#### Exercise instructions:
Check each line of the entries below for the word "placeholder", and copy out the ones that have it.
(Beginning of Input for this task)
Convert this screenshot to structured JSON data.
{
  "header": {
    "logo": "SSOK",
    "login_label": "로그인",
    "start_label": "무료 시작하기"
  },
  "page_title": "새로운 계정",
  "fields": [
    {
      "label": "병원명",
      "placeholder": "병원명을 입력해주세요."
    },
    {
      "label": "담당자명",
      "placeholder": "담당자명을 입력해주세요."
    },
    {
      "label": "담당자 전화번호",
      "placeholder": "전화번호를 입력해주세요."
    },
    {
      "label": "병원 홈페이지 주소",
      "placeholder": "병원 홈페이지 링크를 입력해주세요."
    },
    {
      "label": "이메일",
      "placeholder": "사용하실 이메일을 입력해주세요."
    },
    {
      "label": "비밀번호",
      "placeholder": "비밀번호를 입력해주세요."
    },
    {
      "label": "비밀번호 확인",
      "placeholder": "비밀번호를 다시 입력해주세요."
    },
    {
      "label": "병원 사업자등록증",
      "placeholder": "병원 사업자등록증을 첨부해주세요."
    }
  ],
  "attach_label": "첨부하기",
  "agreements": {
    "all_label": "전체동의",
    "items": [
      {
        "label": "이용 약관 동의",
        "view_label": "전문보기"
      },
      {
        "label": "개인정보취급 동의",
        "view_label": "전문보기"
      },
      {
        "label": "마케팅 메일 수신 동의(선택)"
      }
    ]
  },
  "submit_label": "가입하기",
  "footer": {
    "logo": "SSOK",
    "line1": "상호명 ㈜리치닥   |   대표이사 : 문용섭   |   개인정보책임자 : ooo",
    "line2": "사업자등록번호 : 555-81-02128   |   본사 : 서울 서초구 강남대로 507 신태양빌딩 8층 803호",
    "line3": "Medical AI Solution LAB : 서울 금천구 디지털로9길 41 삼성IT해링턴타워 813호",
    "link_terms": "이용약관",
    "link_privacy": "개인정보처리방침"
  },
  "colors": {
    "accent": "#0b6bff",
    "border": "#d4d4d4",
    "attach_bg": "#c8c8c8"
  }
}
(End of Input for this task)
#### Solution for this problem:
      "placeholder": "병원명을 입력해주세요."
      "placeholder": "담당자명을 입력해주세요."
      "placeholder": "전화번호를 입력해주세요."
      "placeholder": "병원 홈페이지 링크를 입력해주세요."
      "placeholder": "사용하실 이메일을 입력해주세요."
      "placeholder": "비밀번호를 입력해주세요."
      "placeholder": "비밀번호를 다시 입력해주세요."
      "placeholder": "병원 사업자등록증을 첨부해주세요."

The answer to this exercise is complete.